▸ **What you should do**: Your answer should show every line of the material below that includes "JSON".

▸ **Data supplied**:
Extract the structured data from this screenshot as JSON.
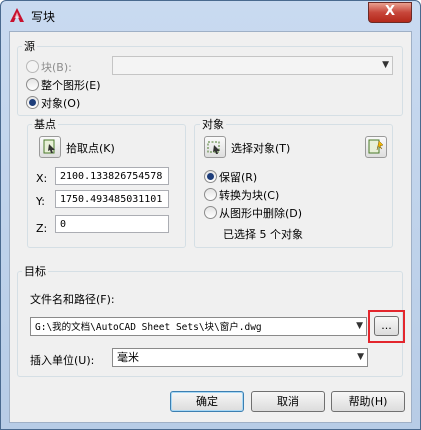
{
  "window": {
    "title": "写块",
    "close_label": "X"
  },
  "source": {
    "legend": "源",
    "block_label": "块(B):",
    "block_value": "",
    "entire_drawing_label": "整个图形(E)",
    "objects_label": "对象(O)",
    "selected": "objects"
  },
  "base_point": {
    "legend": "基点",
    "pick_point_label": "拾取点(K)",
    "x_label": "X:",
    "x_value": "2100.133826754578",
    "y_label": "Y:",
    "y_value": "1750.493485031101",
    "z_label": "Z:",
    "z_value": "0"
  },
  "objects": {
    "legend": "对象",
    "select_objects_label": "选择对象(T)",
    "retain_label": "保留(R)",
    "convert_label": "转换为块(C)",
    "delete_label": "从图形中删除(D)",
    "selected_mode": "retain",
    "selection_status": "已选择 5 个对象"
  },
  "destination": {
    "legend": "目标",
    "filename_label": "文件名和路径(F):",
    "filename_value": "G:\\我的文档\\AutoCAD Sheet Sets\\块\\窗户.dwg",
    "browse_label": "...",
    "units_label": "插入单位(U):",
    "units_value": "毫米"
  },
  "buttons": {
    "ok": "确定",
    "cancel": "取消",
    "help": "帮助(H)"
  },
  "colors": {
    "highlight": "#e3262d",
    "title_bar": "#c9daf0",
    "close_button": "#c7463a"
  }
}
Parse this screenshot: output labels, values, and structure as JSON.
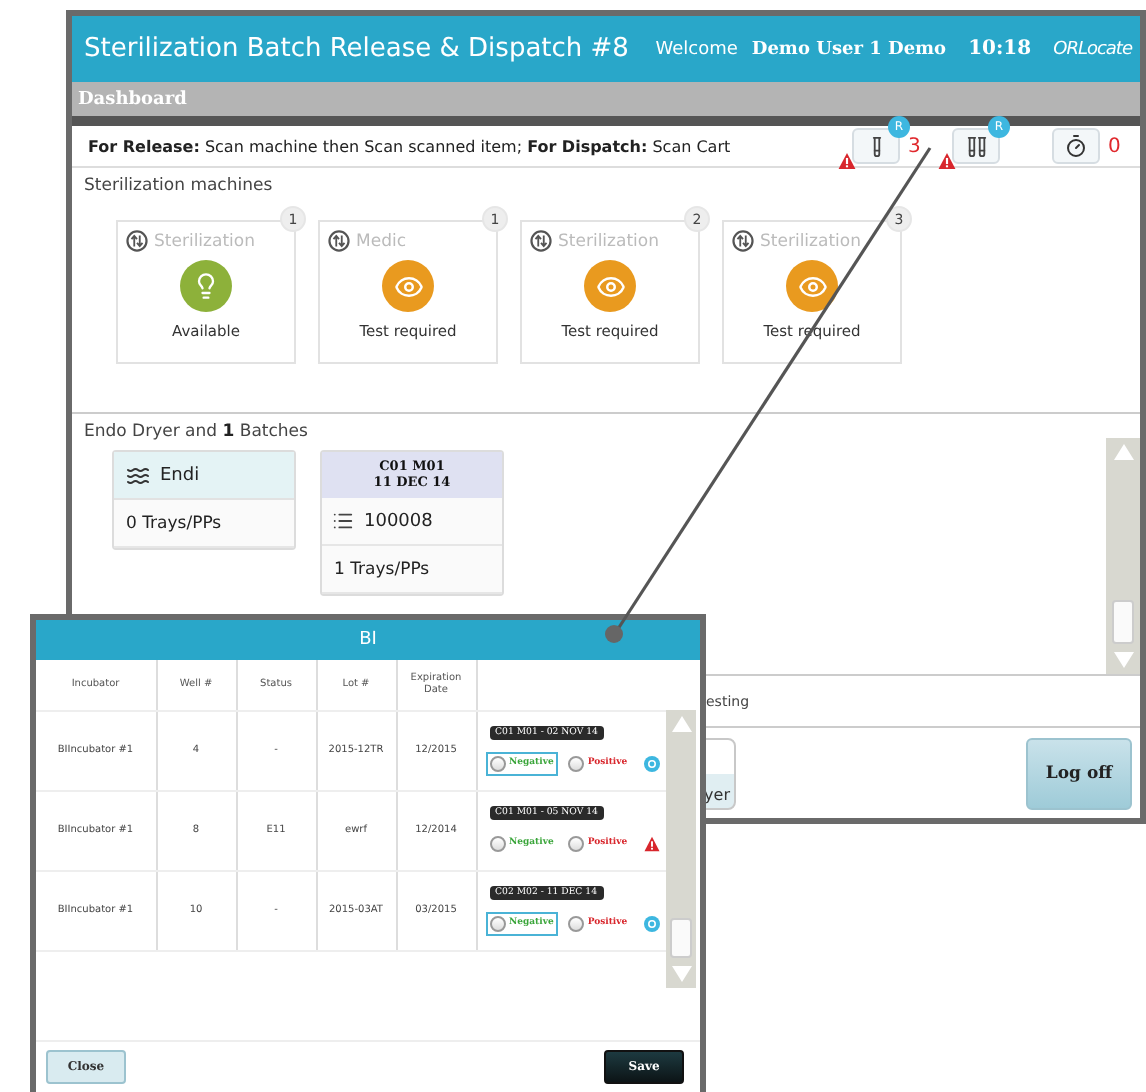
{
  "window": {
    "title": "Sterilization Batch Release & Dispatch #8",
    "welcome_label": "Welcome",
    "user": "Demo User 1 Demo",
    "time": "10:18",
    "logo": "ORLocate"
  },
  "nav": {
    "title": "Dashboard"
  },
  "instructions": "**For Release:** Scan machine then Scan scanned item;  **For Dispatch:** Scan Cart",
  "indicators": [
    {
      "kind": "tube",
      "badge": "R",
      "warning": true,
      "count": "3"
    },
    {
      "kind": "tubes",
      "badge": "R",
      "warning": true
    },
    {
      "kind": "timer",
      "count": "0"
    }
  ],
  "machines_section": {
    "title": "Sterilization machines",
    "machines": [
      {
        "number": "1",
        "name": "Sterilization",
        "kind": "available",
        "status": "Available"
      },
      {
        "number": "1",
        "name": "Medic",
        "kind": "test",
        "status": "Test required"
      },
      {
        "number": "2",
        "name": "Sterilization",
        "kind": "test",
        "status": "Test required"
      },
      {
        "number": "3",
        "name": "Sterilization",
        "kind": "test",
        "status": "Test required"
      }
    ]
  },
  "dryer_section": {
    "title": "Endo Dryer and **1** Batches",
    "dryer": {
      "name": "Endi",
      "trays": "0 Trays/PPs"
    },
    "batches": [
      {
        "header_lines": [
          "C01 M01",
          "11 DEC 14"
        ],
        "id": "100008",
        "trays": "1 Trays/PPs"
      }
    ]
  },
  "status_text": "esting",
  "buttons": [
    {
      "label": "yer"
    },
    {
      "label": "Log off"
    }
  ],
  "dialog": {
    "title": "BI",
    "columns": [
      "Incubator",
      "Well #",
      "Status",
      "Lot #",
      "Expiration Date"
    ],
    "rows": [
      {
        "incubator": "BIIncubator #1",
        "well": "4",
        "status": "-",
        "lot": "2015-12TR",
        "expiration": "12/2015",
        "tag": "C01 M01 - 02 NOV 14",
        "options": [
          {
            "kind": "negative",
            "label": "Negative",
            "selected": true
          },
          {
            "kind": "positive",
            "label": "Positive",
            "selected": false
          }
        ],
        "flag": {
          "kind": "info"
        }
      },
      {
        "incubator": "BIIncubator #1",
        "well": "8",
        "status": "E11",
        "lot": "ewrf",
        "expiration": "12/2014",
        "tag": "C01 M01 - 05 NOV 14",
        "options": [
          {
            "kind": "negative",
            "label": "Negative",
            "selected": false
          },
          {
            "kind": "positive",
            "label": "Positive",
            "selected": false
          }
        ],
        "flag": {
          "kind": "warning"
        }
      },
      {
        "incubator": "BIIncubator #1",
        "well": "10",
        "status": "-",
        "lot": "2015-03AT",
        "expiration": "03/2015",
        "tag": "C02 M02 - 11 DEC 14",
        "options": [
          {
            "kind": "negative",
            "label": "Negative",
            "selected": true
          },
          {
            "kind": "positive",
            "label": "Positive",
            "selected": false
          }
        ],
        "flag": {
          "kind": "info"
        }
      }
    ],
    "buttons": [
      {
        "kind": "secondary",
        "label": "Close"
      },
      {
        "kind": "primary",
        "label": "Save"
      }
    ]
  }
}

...

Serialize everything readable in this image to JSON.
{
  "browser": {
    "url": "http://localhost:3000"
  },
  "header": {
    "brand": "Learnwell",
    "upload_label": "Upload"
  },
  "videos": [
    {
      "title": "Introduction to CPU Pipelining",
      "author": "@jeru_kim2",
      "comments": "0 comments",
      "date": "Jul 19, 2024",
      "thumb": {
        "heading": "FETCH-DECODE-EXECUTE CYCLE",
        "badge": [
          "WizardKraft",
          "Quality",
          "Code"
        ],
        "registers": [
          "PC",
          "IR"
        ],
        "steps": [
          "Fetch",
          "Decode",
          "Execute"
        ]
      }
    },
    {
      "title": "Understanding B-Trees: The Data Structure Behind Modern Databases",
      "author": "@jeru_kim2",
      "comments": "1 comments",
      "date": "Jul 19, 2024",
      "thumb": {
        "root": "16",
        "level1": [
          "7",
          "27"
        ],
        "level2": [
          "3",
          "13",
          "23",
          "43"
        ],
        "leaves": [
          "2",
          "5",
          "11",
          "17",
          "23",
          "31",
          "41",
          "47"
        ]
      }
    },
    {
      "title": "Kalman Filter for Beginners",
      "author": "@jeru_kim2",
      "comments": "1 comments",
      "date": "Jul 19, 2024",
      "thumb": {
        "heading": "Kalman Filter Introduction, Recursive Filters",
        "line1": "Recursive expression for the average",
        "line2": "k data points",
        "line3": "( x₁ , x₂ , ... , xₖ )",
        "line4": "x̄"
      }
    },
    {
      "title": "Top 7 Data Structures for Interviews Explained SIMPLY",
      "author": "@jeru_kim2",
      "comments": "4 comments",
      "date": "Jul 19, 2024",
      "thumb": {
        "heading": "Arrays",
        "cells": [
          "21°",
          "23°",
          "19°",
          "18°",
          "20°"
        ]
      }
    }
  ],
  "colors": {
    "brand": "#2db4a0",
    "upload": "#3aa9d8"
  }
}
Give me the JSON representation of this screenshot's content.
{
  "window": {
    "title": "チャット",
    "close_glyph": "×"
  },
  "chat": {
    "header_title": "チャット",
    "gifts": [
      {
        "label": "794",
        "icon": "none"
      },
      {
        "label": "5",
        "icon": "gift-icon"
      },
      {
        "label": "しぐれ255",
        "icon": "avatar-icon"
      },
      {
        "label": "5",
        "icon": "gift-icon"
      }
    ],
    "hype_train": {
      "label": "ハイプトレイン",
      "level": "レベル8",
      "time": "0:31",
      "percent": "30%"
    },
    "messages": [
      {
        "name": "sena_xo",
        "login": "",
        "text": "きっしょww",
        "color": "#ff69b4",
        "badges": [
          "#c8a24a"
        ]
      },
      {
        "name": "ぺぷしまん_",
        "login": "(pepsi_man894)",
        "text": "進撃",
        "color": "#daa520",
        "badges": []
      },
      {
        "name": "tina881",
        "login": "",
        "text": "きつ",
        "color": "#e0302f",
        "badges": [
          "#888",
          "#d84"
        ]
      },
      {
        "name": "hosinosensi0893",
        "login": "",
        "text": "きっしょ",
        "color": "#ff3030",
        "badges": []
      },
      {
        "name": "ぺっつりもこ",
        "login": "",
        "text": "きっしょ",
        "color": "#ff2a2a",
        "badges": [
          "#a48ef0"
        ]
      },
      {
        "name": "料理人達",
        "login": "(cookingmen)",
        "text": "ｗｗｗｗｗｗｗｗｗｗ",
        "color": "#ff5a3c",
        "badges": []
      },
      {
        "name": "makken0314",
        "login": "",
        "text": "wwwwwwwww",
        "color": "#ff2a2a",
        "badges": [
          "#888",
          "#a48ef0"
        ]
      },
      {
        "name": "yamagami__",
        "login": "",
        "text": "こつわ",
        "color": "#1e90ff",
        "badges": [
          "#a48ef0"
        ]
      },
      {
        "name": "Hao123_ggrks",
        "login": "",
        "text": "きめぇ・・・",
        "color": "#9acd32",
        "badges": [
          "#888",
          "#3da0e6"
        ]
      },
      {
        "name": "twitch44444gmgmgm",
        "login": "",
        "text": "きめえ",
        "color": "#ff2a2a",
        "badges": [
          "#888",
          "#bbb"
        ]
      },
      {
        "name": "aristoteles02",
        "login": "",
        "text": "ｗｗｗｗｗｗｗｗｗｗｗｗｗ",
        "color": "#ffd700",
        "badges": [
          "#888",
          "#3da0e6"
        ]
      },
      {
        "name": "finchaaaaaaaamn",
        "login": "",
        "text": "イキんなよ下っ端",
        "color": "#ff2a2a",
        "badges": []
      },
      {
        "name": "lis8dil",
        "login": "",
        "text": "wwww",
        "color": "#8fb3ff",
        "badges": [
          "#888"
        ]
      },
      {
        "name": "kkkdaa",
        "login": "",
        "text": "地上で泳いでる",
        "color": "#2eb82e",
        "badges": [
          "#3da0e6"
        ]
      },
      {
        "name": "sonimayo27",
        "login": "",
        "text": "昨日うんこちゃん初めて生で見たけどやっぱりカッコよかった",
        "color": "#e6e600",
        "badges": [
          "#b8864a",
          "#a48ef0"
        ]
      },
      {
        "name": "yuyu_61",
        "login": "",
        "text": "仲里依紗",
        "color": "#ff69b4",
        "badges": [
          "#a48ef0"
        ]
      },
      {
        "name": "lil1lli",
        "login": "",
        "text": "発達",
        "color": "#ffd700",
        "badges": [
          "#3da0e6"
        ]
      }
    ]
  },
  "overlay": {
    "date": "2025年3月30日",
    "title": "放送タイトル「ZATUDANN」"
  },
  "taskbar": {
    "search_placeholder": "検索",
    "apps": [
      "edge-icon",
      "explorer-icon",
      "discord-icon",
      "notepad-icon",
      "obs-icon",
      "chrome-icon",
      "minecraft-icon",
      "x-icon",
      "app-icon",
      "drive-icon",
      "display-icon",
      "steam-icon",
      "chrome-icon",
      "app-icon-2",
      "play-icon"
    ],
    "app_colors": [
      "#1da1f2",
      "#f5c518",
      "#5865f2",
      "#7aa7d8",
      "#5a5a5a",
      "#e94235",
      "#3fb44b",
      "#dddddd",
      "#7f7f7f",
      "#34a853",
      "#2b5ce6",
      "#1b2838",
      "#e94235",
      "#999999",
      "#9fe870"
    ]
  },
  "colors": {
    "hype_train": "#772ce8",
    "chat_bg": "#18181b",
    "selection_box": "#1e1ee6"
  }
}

▸ **Written response**:
Extract the structured data from this screenshot as JSON.
Parse this screenshot: output labels, values, and structure as JSON.
Serialize everything readable in this image to JSON.
Give me the JSON representation of this screenshot's content.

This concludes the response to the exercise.